WHAT YOU NEED TO DO: A faithful copy of the whole listing is required, with nothing left out.

EXERCISE INPUTS:

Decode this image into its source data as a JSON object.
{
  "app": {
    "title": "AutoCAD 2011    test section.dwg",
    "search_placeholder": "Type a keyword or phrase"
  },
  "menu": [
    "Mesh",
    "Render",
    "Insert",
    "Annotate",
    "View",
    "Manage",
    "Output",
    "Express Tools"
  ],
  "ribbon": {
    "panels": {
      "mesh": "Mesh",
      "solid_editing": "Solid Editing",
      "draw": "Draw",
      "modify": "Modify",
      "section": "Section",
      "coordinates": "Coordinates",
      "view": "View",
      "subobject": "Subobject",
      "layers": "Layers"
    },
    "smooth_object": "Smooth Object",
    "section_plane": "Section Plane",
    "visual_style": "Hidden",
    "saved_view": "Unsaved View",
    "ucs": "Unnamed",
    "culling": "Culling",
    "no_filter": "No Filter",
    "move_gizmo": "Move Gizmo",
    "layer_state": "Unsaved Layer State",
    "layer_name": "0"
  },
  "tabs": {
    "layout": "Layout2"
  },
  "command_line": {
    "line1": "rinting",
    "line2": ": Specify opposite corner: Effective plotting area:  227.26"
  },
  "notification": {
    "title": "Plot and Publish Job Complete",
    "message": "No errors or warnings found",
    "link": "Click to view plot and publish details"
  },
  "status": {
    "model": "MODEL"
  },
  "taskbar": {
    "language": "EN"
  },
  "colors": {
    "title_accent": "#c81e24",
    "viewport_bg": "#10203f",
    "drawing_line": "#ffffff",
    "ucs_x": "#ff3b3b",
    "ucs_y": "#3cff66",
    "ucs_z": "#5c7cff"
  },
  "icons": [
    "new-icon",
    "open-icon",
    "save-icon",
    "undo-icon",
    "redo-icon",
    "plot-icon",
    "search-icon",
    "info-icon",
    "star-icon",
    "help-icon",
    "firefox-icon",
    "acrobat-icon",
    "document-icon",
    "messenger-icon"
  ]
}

ANSWER SECTION:
Decode this image into its source data as a JSON object.
{
  "app": {
    "title": "AutoCAD 2011    test section.dwg",
    "search_placeholder": "Type a keyword or phrase"
  },
  "menu": [
    "Mesh",
    "Render",
    "Insert",
    "Annotate",
    "View",
    "Manage",
    "Output",
    "Express Tools"
  ],
  "ribbon": {
    "panels": {
      "mesh": "Mesh",
      "solid_editing": "Solid Editing",
      "draw": "Draw",
      "modify": "Modify",
      "section": "Section",
      "coordinates": "Coordinates",
      "view": "View",
      "subobject": "Subobject",
      "layers": "Layers"
    },
    "smooth_object": "Smooth Object",
    "section_plane": "Section Plane",
    "visual_style": "Hidden",
    "saved_view": "Unsaved View",
    "ucs": "Unnamed",
    "culling": "Culling",
    "no_filter": "No Filter",
    "move_gizmo": "Move Gizmo",
    "layer_state": "Unsaved Layer State",
    "layer_name": "0"
  },
  "tabs": {
    "layout": "Layout2"
  },
  "command_line": {
    "line1": "rinting",
    "line2": ": Specify opposite corner: Effective plotting area:  227.26"
  },
  "notification": {
    "title": "Plot and Publish Job Complete",
    "message": "No errors or warnings found",
    "link": "Click to view plot and publish details"
  },
  "status": {
    "model": "MODEL"
  },
  "taskbar": {
    "language": "EN"
  },
  "colors": {
    "title_accent": "#c81e24",
    "viewport_bg": "#10203f",
    "drawing_line": "#ffffff",
    "ucs_x": "#ff3b3b",
    "ucs_y": "#3cff66",
    "ucs_z": "#5c7cff"
  },
  "icons": [
    "new-icon",
    "open-icon",
    "save-icon",
    "undo-icon",
    "redo-icon",
    "plot-icon",
    "search-icon",
    "info-icon",
    "star-icon",
    "help-icon",
    "firefox-icon",
    "acrobat-icon",
    "document-icon",
    "messenger-icon"
  ]
}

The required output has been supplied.